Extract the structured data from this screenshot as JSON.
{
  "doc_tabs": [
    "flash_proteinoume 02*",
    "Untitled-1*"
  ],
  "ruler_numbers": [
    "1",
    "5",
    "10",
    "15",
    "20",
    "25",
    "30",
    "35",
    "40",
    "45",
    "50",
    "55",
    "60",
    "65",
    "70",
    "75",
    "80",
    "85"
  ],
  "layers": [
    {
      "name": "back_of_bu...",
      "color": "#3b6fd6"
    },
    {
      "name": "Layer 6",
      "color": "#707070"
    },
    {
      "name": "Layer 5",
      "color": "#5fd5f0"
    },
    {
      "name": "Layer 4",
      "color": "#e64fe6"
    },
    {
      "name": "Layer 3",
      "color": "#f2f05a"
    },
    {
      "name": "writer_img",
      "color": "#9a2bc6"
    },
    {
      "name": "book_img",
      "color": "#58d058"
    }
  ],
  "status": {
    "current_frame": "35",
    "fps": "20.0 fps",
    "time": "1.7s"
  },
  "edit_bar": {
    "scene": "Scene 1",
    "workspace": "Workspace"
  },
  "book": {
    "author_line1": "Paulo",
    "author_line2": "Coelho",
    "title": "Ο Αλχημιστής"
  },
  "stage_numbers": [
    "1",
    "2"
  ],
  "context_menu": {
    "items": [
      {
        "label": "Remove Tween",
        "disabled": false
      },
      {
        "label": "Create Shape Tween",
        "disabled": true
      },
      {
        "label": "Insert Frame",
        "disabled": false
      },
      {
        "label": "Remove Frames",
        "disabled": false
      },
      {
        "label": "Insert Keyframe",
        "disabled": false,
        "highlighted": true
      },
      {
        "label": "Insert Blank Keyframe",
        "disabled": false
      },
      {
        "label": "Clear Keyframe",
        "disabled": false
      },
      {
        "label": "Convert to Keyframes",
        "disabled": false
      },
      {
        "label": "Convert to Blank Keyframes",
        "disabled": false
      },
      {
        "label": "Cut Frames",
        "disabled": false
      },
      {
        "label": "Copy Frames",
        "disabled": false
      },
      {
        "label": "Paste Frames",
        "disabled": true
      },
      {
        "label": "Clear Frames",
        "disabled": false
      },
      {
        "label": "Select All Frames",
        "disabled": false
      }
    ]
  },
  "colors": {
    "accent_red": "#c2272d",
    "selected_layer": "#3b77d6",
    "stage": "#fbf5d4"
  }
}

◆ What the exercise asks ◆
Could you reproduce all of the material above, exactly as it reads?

◆ Answer for this exercise ◆
Extract the structured data from this screenshot as JSON.
{
  "doc_tabs": [
    "flash_proteinoume 02*",
    "Untitled-1*"
  ],
  "ruler_numbers": [
    "1",
    "5",
    "10",
    "15",
    "20",
    "25",
    "30",
    "35",
    "40",
    "45",
    "50",
    "55",
    "60",
    "65",
    "70",
    "75",
    "80",
    "85"
  ],
  "layers": [
    {
      "name": "back_of_bu...",
      "color": "#3b6fd6"
    },
    {
      "name": "Layer 6",
      "color": "#707070"
    },
    {
      "name": "Layer 5",
      "color": "#5fd5f0"
    },
    {
      "name": "Layer 4",
      "color": "#e64fe6"
    },
    {
      "name": "Layer 3",
      "color": "#f2f05a"
    },
    {
      "name": "writer_img",
      "color": "#9a2bc6"
    },
    {
      "name": "book_img",
      "color": "#58d058"
    }
  ],
  "status": {
    "current_frame": "35",
    "fps": "20.0 fps",
    "time": "1.7s"
  },
  "edit_bar": {
    "scene": "Scene 1",
    "workspace": "Workspace"
  },
  "book": {
    "author_line1": "Paulo",
    "author_line2": "Coelho",
    "title": "Ο Αλχημιστής"
  },
  "stage_numbers": [
    "1",
    "2"
  ],
  "context_menu": {
    "items": [
      {
        "label": "Remove Tween",
        "disabled": false
      },
      {
        "label": "Create Shape Tween",
        "disabled": true
      },
      {
        "label": "Insert Frame",
        "disabled": false
      },
      {
        "label": "Remove Frames",
        "disabled": false
      },
      {
        "label": "Insert Keyframe",
        "disabled": false,
        "highlighted": true
      },
      {
        "label": "Insert Blank Keyframe",
        "disabled": false
      },
      {
        "label": "Clear Keyframe",
        "disabled": false
      },
      {
        "label": "Convert to Keyframes",
        "disabled": false
      },
      {
        "label": "Convert to Blank Keyframes",
        "disabled": false
      },
      {
        "label": "Cut Frames",
        "disabled": false
      },
      {
        "label": "Copy Frames",
        "disabled": false
      },
      {
        "label": "Paste Frames",
        "disabled": true
      },
      {
        "label": "Clear Frames",
        "disabled": false
      },
      {
        "label": "Select All Frames",
        "disabled": false
      }
    ]
  },
  "colors": {
    "accent_red": "#c2272d",
    "selected_layer": "#3b77d6",
    "stage": "#fbf5d4"
  }
}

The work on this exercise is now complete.